Currently Enrolling Trials
Oxytrol (oxybutynin transdermal system), is a transdermal patch designed to deliver oxybutynin continuously and consistently over a 3- to 4-day interval after application to intact skin.
Oxytrol is indicated for the treatment of men with overactive bladder with symptoms of urge urinary incontinence, urgency, and frequency.
Oxytrol is available as a 39 cm2 patch system containing 36 mg of oxybutynin. The dose of Oxytrol is one 3.9 mg/day system applied twice weekly (every 3 to 4 days).
Mechanism of Action
Oxybutynin is an antispasmodic, anticholinergic agent. The active ingredient is dissolved in the thin layer of adhesive that sticks the patch to the skin. Oxytrol delivers the medicine slowly and constantly through the skin and into the bloodstream for the 3 or 4 days that the patch is worn. Oxytrol's transdermal delivery system delivers 3.9 mg per day of oxybutynin consistently and continuously through the skin into the bloodstream, bypassing initial metabolism in the liver and the gastrointestinal tract that occurs with oral medications, providing relief of overactive bladder symptoms for up to four days.
Adverse events associated with the use of Oxytrol may include (but are not limited to) the following:
- Dry mouth
- Abdominal pain
- Application site pruritus
- Application site erythema
- Application site vesicles
Clinical Trial Results
FDA approval of Oxytrol was based on the efficacy and safety evaluated in patients with urge/urinary incontinence in two phase III controlled studies and one open-label extension study.
Study 1 was a randomized, double blind, placebo-controlled study, comparing the safety and efficacy of Oxytrol at dose levels of 1.3, 2.6, and 3.9 mg/day to placebo in 520 subjects. Results showed that subjects experienced a significant reduction in weekly incontinence episodes, urinary frequency, and urinary void volume in active treatment groups versus placebo. An open-label, dose titration treatment extension allowed continued treatment for up to an additional 40 weeks for patients completing the double-blind period. All subjects had urge or mixed incontinence with incontinence episodes of at least 10 per week, and at least 8 micturitions per day.
Study 2 was a randomized, double blind, double-dummy trial comparing the safety and efficacy of Oxytrol 3.9 mg/day versus active and placebo controls in 361 subjects.
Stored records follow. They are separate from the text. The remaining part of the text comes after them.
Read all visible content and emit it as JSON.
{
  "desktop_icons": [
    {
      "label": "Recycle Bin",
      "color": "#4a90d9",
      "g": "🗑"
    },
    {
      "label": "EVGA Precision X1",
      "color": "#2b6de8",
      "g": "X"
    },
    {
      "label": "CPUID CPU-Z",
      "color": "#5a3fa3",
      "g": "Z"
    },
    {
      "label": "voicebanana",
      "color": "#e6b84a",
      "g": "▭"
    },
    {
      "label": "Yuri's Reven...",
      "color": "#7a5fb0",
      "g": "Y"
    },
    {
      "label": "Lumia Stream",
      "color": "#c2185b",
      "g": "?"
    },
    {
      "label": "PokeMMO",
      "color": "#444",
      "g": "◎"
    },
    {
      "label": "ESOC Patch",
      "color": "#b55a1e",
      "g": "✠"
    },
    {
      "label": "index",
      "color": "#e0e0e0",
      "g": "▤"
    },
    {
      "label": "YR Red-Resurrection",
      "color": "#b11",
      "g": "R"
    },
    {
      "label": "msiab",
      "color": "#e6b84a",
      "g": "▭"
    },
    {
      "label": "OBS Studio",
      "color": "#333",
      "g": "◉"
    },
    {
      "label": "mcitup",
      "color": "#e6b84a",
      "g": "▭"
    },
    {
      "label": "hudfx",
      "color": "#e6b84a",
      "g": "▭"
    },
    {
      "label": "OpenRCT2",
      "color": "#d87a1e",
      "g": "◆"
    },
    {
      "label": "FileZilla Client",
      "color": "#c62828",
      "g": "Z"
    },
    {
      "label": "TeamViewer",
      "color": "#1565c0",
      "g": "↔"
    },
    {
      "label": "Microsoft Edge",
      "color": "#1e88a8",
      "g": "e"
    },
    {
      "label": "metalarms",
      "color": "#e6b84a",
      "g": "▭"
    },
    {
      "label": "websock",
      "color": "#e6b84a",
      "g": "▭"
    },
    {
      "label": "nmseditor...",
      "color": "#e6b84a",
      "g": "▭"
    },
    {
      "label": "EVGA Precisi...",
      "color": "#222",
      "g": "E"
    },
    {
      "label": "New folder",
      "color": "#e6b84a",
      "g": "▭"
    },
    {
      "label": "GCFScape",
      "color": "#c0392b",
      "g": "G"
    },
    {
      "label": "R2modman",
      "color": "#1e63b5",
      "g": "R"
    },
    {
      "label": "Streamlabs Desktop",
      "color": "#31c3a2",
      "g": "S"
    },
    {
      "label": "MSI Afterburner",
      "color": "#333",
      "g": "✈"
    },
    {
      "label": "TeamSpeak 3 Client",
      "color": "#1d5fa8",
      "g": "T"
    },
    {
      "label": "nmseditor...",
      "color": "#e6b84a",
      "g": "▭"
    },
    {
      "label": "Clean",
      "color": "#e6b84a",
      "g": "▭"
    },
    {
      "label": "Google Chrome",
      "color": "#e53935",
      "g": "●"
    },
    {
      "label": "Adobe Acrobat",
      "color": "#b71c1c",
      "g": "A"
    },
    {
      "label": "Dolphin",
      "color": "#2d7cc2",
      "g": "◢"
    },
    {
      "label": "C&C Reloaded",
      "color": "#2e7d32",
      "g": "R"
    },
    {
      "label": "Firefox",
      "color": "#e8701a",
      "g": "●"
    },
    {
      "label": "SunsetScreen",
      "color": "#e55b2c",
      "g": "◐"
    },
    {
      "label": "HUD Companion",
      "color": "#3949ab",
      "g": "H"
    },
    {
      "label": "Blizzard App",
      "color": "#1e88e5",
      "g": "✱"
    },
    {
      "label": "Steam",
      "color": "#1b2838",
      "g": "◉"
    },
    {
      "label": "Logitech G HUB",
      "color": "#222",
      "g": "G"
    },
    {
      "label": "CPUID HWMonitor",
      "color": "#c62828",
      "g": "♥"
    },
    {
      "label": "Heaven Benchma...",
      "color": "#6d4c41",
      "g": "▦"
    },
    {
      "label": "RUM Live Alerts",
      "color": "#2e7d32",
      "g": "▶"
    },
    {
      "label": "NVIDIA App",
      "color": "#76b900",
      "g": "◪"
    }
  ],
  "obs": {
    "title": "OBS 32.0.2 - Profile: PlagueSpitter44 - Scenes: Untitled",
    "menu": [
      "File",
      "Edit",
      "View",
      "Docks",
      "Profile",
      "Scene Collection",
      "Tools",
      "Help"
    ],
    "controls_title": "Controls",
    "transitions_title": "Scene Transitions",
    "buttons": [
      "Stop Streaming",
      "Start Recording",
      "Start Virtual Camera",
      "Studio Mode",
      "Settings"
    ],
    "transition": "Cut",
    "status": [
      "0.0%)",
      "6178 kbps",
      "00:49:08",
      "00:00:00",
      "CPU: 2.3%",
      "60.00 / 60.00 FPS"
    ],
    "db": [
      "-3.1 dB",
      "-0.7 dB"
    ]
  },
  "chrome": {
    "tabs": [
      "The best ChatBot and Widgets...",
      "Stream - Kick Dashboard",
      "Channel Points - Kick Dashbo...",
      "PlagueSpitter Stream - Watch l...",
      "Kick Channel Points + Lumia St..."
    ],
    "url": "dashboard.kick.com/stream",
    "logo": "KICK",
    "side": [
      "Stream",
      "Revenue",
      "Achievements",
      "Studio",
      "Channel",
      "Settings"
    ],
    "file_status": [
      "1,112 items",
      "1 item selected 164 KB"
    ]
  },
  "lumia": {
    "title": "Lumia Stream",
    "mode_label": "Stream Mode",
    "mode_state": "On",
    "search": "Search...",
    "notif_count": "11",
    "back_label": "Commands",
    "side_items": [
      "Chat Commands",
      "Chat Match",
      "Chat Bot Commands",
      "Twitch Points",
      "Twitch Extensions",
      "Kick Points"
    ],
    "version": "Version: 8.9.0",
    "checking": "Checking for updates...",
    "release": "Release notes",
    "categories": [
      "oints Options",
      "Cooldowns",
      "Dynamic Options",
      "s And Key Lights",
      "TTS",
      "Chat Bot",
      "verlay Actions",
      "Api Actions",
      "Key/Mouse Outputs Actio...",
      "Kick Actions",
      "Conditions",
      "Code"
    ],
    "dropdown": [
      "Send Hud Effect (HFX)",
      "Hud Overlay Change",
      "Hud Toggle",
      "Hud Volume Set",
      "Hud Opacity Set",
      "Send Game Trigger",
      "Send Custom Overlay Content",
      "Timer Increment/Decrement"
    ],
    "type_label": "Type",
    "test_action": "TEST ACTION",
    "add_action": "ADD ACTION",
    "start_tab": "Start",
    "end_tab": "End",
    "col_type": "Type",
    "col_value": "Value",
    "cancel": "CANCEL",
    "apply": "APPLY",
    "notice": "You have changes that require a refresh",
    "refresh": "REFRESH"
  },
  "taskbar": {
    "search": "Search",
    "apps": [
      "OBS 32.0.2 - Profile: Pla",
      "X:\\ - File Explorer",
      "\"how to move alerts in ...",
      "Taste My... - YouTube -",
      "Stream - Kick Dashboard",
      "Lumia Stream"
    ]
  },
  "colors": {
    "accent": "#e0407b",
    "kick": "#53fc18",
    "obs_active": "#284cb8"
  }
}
All subjects had urge or mixed incontinence and had achieved a beneficial response from the anticholinergic treatment they were using at the time of study entry. Results showed a significant reduction in daily incontinence episodes, urinary frequency, and urinary void volume between placebo and active treatment groups.